Luna's fourth Call for Papers, Ties That Bind: Love in Fantasy and Science Fiction will be released on Saturday the 1st of August. Here is a chance to discover the 11 brilliant papers you will find in the book.

Today, we would like to introduce you to Cheryl Morgan (Wales) SF critic and publisher, owner of Wizard’s Tower Press and Hugo Award winner. Researcher.

“Robot Love is Queer”


Cheryl says:

In an interview for The Guardian, Ian McEwan suggested that his latest novel, Machines Like Me, would be innovative in treating the issue of relationships between humans and robots, because most science fiction is about “travelling at 10 times the speed of light in anti-gravity boots”. While McEwan has since been at pains to point out that he doesn’t hate science fiction, and has even read some of it, his knowledge of the genre still seems lacking. Romantic liaisons between humans and artificial beings can be traced back at least as far as the ancient Greek story of the Pandora, who was created by the Smith God Hēphaistos specifically to seduce mortal men.

There is so much robot love in the history of science fiction that any attempt to examine it in a mere essay would end up more like a catalogue of stories. For this essay, therefore, I propose to concentrate on how science fiction writers use human-robot relations as a means of talking about forbidden love, and in particular diverse sexualities. Loving a robot is loving The Other.

Abstract:

In an interview for The Guardian, Ian McEwan suggested that his latest novel, Machines Like Me, would be innovative in treating the issue of relationships between humans and robots, because most science fiction is about “travelling at 10 times the speed of light in anti-gravity boots”. While McEwan has since been at pains to point out that he doesn’t hate science fiction, and has even read some of it, his knowledge of the genre still seems lacking. Romantic liaisons between humans and artificial beings can be traced back at least as far as the ancient Greek story of the Pandora, who was created by the Smith God Hēphaistos specifically to seduce mortal men.
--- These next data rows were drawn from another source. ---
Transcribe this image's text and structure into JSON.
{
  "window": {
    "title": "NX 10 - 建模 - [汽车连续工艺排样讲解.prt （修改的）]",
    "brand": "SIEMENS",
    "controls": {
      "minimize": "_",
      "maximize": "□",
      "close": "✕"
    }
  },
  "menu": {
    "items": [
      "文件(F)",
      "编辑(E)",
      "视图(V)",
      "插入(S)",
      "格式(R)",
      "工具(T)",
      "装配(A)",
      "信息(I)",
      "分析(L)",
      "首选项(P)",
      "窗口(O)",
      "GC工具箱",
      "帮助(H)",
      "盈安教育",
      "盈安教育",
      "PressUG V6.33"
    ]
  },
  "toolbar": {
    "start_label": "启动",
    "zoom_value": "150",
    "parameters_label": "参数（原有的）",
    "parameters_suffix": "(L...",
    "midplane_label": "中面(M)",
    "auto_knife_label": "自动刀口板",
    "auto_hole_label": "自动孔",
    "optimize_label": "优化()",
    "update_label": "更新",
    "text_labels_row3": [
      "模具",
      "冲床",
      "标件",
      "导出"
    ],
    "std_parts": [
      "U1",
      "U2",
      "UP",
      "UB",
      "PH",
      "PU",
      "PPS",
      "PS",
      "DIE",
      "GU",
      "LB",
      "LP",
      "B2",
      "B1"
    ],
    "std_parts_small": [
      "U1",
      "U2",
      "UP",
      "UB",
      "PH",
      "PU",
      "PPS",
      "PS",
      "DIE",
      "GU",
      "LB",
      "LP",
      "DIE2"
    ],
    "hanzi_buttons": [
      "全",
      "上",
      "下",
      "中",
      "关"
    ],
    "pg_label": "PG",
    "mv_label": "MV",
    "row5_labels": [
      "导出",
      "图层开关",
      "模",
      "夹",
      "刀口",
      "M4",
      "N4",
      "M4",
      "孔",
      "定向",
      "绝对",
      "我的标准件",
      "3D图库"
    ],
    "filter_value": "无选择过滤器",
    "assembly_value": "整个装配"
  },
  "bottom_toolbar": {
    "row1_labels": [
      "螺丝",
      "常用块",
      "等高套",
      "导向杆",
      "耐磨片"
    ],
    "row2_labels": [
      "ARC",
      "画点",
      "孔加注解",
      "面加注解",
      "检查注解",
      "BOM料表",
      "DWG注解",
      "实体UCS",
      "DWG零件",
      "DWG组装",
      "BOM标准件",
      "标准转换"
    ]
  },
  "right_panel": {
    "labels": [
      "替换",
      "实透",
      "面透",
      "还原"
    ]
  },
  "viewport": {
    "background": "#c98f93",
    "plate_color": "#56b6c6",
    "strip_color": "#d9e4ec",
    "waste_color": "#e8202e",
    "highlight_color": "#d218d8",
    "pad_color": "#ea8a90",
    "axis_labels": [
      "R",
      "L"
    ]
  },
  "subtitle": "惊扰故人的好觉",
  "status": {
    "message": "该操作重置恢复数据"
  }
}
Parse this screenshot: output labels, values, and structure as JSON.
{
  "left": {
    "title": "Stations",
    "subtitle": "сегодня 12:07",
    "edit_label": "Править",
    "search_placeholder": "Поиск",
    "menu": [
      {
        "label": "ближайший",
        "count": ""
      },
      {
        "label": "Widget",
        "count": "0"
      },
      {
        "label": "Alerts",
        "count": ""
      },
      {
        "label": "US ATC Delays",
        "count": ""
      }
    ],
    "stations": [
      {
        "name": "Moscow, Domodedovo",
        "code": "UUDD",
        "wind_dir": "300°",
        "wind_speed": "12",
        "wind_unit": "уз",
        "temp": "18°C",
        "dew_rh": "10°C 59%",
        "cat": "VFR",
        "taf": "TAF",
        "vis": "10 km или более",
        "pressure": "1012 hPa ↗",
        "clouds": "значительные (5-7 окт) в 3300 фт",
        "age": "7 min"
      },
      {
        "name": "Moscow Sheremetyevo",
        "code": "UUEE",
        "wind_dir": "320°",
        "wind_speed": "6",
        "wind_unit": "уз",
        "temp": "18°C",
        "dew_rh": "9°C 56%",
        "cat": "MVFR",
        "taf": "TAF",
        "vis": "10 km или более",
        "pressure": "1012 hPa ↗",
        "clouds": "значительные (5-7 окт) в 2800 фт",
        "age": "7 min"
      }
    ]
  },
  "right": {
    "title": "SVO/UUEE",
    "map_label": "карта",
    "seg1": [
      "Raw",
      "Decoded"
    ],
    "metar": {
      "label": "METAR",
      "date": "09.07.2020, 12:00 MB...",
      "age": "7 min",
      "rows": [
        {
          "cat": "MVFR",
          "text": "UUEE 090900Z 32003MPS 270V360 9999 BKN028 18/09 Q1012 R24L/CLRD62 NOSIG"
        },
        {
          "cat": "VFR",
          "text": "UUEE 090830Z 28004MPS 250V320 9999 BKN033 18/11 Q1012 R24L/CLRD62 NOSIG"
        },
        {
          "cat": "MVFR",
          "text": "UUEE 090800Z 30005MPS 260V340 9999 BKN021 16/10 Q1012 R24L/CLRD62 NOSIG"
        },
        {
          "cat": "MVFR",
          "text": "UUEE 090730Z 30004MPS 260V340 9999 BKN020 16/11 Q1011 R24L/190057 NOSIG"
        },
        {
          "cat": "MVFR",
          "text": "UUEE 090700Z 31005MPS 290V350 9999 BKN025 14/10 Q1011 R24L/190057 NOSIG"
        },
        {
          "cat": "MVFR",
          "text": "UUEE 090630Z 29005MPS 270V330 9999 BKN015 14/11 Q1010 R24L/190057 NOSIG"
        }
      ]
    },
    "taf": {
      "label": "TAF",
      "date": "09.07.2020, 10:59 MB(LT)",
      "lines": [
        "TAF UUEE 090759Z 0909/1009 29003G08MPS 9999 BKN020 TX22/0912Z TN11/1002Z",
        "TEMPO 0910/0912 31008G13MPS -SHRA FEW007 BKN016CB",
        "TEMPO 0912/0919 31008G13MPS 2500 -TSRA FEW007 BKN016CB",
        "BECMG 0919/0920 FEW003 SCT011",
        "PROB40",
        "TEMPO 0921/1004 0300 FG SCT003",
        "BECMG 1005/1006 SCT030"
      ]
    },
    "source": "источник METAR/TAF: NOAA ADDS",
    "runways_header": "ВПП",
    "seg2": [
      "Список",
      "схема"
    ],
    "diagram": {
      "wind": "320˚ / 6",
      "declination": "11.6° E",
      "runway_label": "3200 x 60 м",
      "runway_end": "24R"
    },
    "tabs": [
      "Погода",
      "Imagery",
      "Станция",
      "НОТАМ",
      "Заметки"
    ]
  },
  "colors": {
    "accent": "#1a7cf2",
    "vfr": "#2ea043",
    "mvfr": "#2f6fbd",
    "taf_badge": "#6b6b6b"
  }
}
There is so much robot love in the history of science fiction that any attempt to examine it in a mere essay would end up more like a catalogue of stories. For this essay, therefore, I propose to concentrate on how science fiction writers use human-robot relations as a means of talking about forbidden love, and in particular diverse sexualities. Loving a robot is loving The Other. The title of the essay is a quote from Janelle Monáe’s album, Electric Lady. The future history tale that Monáe tells in Metropolis, The Archandroid and Electric Lady is centred on the illegal love affair between the android rights activist, Cindi Mayweather, and her human beau, Anthony Greendown. Other works I will be mentioning will include the Imperial Radch Trilogy by Anne Leckie, Autonomous by Analee Newitz and Rosewater Insurrection by Tade Thompson. Cheryl Morgan is a writer, editor, publisher and critic. She owns Wizard’s Tower Press and has written for a variety of outlets including Locus, The SFWA Bulletin, SFX, Clarkesworld, Strange Horizons, Holdfast Magazine and SF Signal. She is, to her knowledge, the first openly transgender person to have won a Hugo Award. In addition to her science fiction interests she also co-hosts a women’s interest show in Ujima Radio and lectures widely on transgender history. For Luna Press Publishing: Gender identity and sexuality in Current Fantasy and Science Fiction (2017).

Ties That Bind: Love in Fantasy and Science Fiction

is now in pre-order!

#Callforpapers2019 #AcademiaLunare #TiesThatBindLoveinFantasyandSF #FrancescaTBarbini #CherylMorgan

© 2015-2020 by Luna Press Publishing

149/4 Morrison Street

EH3 8AG

Edinburgh, UK